We come to Żelazowa Wola to be moved. Although we know that the entire estate – the manor house which is no more, the annexe where the Chopins lived, which is essentially the work of later generations, styled according to their tastes, the immediate and further surroundings – does not really bear any resemblance to the place where Fryderyk Chopin entered the world, it still creates a space that affords the visitor an exceptional closeness to the composer.
We come for knowledge, and we take a close look around the interiors of the Birthplace, painstakingly arranged with displays that seek to forge the best possible narrative.
We also come in search of repose, time to reflect, the simple pleasure of escaping from our everyday chores – and then we enter the park. Spread out over more than six hectares, it is a unique work of art, conceived and arranged in every detail, yet at the same time a natural, remarkable modernist memorial to Chopin.
It is the park, more precisely the hundreds of species of flowers and shrubs that grow in it, which is the subject of this book.
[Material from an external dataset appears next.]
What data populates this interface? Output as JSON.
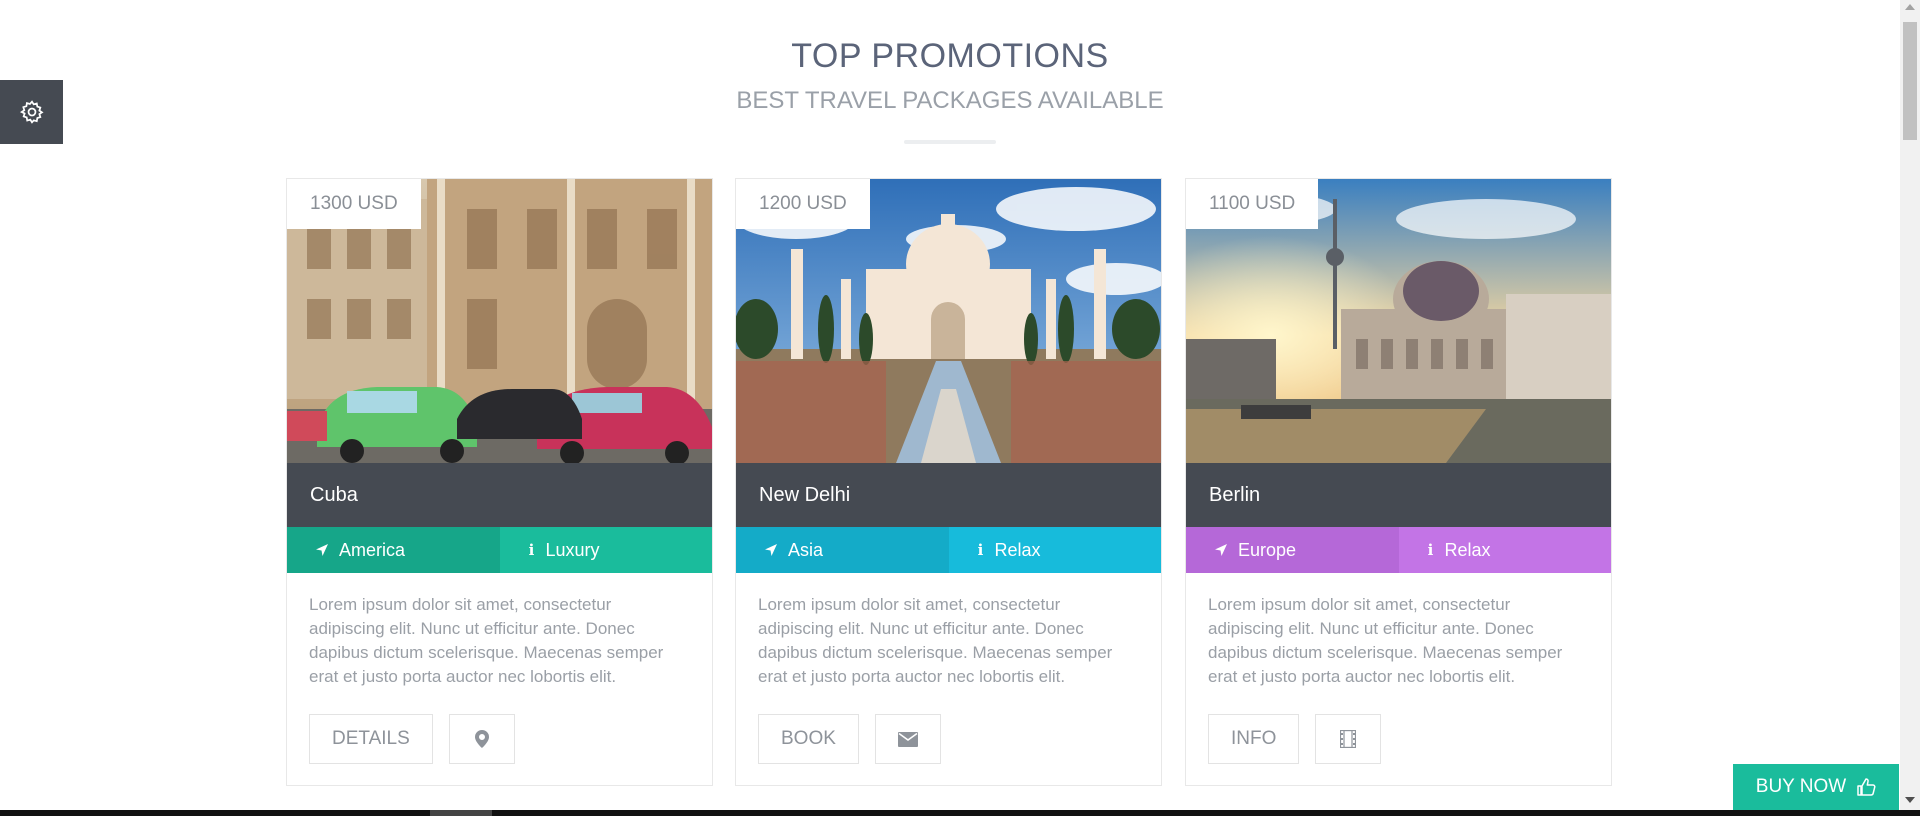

Let us allow ourselves to be led around Chopin’s birthplace, seeking the flower-beds, learning the charming names of the plants that fill them, getting to know their history, habits and functions.
One thing is certain: anyone who embarks on such an enhanced stroll around the park at Żelazowa Wola will want to find out more and more about it, returning to it in all the seasons of the year.